When Little Claus comes home, Great Claus is amazed at both the gold and that Little Claus is still alive. Little Claus reports that it was his grandmother that Great Claus hit, and he had sold his grandmother’s corpse for that amount of gold.
So what does Great Claus do?
You guessed it. He goes home, takes an axe to his grandmother (this now makes him a serial killer), and takes her corpse to the doctor to sell. The doctor, of course threatens to have him arrested.
Now Great Claus is really mad, and vows revenge. He decides to drown Little Claus in the river. He manages to put Little Claus into a sack and rides his wagon to the river. On the way there, he stops by a church to pray (because I guess that’s what you do before you commit your third murder).

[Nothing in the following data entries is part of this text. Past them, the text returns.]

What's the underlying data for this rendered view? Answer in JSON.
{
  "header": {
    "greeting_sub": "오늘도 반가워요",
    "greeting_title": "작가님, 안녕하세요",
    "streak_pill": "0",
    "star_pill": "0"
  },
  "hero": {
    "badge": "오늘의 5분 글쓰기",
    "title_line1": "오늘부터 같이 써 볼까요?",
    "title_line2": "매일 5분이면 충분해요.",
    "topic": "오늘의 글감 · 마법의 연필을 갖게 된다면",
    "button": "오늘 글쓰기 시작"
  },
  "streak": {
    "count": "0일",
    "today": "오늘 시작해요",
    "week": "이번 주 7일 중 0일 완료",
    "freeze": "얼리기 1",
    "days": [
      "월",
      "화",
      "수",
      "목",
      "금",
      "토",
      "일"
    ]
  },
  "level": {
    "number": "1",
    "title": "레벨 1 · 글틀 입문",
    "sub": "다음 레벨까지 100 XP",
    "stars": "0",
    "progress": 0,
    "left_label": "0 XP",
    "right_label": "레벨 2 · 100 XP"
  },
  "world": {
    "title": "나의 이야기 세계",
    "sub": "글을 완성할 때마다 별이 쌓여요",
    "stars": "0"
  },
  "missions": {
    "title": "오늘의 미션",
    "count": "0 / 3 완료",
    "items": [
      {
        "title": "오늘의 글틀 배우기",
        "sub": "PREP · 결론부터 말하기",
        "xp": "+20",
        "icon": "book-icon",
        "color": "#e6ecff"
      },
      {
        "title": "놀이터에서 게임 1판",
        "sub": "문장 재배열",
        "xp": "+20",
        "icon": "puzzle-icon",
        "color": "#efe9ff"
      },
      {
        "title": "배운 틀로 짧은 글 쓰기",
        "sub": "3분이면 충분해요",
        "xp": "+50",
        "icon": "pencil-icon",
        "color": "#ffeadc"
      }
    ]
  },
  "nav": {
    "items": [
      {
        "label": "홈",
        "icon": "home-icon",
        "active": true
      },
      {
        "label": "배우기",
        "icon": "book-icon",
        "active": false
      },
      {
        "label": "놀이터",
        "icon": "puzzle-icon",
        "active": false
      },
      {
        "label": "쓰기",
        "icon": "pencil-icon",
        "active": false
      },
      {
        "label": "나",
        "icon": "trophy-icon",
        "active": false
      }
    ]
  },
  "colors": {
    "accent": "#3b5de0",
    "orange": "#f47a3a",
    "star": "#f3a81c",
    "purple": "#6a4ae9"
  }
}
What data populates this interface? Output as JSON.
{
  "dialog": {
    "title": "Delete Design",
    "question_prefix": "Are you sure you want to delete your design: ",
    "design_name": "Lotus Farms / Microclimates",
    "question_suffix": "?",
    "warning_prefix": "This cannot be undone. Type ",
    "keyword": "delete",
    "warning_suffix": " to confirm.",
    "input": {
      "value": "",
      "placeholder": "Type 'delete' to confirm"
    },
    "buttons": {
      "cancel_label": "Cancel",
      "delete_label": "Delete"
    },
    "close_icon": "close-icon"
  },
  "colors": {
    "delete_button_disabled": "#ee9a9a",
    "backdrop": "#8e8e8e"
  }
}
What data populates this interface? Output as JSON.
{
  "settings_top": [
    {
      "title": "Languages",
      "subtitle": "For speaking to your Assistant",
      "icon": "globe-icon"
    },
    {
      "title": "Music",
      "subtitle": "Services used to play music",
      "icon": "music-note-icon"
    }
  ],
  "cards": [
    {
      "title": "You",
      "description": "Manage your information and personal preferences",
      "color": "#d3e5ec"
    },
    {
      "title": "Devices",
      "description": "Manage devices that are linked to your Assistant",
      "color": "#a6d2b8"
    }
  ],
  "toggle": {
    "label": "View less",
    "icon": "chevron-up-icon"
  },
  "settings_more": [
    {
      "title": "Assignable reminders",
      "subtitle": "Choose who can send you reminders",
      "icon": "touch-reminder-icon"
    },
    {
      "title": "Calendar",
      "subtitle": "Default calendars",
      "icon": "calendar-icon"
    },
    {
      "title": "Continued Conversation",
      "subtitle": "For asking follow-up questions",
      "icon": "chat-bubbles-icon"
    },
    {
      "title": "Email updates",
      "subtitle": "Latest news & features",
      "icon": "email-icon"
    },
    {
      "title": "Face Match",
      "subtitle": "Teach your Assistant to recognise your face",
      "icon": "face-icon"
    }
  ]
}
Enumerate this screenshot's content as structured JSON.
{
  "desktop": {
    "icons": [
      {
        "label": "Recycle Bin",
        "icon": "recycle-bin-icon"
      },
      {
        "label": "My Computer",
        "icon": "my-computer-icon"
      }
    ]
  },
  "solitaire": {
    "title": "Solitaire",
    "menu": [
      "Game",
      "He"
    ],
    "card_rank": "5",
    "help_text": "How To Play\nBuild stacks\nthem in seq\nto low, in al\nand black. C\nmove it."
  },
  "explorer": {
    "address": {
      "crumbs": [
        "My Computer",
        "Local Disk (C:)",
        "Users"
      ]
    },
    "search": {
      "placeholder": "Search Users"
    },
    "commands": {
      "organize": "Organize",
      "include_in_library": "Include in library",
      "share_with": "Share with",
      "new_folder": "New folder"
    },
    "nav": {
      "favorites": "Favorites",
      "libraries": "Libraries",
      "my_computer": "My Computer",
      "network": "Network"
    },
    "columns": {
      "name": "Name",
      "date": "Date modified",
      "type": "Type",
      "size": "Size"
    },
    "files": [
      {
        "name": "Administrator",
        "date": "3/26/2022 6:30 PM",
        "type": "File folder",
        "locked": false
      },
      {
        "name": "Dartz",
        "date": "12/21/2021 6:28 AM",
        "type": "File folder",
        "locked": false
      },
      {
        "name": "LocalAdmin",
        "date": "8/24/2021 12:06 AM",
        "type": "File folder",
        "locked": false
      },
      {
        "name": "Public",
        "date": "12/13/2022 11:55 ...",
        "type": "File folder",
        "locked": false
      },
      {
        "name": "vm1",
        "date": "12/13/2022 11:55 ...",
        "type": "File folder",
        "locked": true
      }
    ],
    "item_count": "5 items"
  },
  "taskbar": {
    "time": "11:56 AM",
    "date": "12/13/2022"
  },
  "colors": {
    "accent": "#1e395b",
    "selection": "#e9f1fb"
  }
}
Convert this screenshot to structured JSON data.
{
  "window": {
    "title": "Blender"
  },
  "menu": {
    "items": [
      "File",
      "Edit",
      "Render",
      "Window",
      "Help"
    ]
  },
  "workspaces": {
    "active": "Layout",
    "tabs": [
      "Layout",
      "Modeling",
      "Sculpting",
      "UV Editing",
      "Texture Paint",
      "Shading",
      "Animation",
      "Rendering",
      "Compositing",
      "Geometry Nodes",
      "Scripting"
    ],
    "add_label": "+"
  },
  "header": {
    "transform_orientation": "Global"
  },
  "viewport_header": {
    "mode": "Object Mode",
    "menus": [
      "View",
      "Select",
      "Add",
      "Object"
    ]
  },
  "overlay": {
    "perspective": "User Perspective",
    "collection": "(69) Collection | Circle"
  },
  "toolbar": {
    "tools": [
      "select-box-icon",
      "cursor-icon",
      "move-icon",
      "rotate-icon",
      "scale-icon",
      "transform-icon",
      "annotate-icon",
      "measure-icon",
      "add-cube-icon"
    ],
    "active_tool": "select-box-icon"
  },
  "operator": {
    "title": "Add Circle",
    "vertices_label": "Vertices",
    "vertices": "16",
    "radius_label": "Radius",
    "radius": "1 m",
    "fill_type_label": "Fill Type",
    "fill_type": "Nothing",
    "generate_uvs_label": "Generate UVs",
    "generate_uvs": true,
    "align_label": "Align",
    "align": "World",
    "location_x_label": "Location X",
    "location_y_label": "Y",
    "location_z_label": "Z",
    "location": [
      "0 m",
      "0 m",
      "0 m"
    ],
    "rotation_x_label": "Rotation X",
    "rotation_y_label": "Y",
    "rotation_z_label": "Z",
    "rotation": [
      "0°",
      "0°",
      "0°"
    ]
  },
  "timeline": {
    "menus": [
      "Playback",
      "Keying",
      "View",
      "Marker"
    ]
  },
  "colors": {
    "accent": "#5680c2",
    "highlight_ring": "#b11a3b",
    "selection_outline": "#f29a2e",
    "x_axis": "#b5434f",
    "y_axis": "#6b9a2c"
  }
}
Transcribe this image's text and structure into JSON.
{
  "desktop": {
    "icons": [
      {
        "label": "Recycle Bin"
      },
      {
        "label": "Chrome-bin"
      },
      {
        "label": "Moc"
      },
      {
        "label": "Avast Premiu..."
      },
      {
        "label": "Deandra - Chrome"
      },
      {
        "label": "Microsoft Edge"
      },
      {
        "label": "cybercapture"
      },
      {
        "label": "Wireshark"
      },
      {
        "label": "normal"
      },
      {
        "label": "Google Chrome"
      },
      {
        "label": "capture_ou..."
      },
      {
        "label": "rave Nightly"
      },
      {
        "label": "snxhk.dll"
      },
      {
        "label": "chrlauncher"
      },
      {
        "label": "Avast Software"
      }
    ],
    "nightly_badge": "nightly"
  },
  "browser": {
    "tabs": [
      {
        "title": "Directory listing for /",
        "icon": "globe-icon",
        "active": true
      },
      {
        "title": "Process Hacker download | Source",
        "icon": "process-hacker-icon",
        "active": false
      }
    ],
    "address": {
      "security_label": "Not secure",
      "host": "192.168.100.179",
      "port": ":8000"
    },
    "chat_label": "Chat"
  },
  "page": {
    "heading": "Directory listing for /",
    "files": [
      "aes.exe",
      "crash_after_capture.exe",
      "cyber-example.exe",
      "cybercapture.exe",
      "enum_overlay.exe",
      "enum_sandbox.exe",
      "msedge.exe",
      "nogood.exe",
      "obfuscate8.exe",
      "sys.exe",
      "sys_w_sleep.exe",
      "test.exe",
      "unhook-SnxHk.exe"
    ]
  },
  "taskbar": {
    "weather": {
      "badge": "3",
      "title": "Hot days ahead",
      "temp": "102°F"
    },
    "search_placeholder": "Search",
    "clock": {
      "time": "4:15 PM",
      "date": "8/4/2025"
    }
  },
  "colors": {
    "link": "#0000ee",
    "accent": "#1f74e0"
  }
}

While Great Claus is praying in the church, Little Claus is complaining from inside the sack that he is going to die young. It just so happens, an old man leading a head of cattle overhears and laments he is old and wants to die and go to heaven. So they agree to switch places if Little Claus will take his cattle. Little Claus helps the old man into the sack, ties it shut, takes the cattle and walks down the road. (Fraud and accessory to murder)
Of course, further down the road who should he run into but Great Claus, who had dumped the old man into the river, believing it to be Little Claus.
Little Claus explains it away, telling him that in this is a special river where he won’t drown, but there are lots of “river cattle” down there, which he can take for free. Great Claus decides he wants some river cattle, too, so he asks for Little Claus’ help in putting him in a sack, weighed down with a stone, and with Little Claus’ help, jumps into the river. (Fraud and murder)
The story ends with Little Claus saying, ”I’m afraid he won’t find any river cattle down there”
And I leave you to tally up the body count.